On September 25, 2015, President Barack Obama and President Xi Jinping announced the formation of a U.S.–China Cyber Agreement. After years of suspected cyber-enabled economic espionage, many analysts considered the Agreement a surprising and welcome development. Still, other analysts remained pessimistic as to the Agreement's potential impact in changing behavior, predicting Chinese behavior would remain unchanged or be altered in a way that would not significantly reduce the level of cyber espionage instances or damages. Given the two years since the signing of Agreement, this thesis examines data from pre-and post-Agreement periods for potential trends and impacts, to address the question, How have the results of the 2015 U.S.-China Cyber Agreement impacted the prospects of future U.S.-China cooperation in cyberspace? To evaluate this question, this thesis first examines data from FireEye, Hackmageddon, and other cybersecurity organizations, which report the volume of attacks and other relevant trends. This thesis then repurposes the Schmitt Analysis to provide an alternative and more comprehensive perspective of China's compliance with the Agreement. Last, this thesis surveys Chinese policies from the pre- and post-Agreement periods, highlighting notable differences. After examination of the data, this thesis finds that the Agreement, though likely not a watershed moment, played a significant role in accelerating Chinese behavior toward a reduction in the level of attacks. Data from FireEye, Hackmageddon, and other cybersecurity organizations suggests a genuine effort on the part of the Chinese to comply with the Agreement. Additionally, data examined by repurposing the Schmitt Analysis supports similar findings. Furthermore, Chinese policies appear to have shifted following the Agreement, toward a cyber posture more consistent with U.S. aspirations. In sum, the Agreement plays a significant role toward fostering more friendly U.S.-China cyber relations.

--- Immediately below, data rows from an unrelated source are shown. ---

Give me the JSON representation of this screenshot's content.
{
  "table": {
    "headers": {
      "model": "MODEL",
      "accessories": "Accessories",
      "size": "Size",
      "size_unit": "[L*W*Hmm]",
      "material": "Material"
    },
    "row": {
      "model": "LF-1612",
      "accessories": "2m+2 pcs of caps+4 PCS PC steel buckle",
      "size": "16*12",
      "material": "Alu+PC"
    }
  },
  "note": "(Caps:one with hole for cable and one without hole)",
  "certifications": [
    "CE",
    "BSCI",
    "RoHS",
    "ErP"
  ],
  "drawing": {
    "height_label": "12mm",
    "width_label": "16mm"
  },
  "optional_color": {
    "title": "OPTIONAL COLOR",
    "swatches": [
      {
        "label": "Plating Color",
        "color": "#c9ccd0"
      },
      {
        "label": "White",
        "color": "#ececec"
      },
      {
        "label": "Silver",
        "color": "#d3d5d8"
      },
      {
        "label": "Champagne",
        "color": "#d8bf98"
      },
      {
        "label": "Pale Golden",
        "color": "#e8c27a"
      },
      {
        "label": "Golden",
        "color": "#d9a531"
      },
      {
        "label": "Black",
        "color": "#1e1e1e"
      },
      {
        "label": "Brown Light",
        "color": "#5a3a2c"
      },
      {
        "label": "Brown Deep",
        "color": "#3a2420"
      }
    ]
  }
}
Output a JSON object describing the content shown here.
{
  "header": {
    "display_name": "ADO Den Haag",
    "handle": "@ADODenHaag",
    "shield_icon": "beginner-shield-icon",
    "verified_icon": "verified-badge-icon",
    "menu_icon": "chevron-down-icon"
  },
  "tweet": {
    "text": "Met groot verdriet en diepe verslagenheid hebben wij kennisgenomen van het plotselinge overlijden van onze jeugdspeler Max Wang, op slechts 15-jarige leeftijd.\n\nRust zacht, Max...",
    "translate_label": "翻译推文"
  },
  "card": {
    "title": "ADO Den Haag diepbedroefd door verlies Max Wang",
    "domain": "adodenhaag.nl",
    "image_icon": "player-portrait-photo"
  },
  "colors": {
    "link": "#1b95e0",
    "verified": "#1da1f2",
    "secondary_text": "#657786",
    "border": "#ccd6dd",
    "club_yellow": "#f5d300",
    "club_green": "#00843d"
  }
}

RightsThis publication is a work of the U.S. Government as defined in Title 17, United States Code, Section 101. Copyright protection is not available for this work in the United States.
Showing items related by title, author, creator and subject.
Enhanced defense cooperation agreement: Aquino III's balancing strategy with the United States against China Botardo, Alex S. (Monterey, California: Naval Postgraduate School, 2017-03);This thesis seeks to examine the conditions that led Philippine President Benigno Aquino III to pursue the 2014 Enhanced Defense Cooperation Agreement (EDCA) with the United States as the principal element of his strategy ...
Other transactions for prototypes as used in the commercial operations and support savings initiative 1997: a contractors' perspective Slade, William Collier (Monterey, California. Naval Postgraduate School, 1998-06);The Commercial Operations and Support Savings Initiative (COSSI) is a Government effort to reduce Operations and Support (O&S) costs by inserting commercial products and processes into fielded military systems. This ...
Magnus, Ralph H. (Monterey, California. Naval Postgraduate School, 1990-06); NPS-56-90-011Arab Israeli conflict, PLO(Palestine Liberation Organization). Abstract: This report first examines the basic orientations of the Hashemite dynasty and Kingdom towards Palestine and the Palestinian people in the light of ...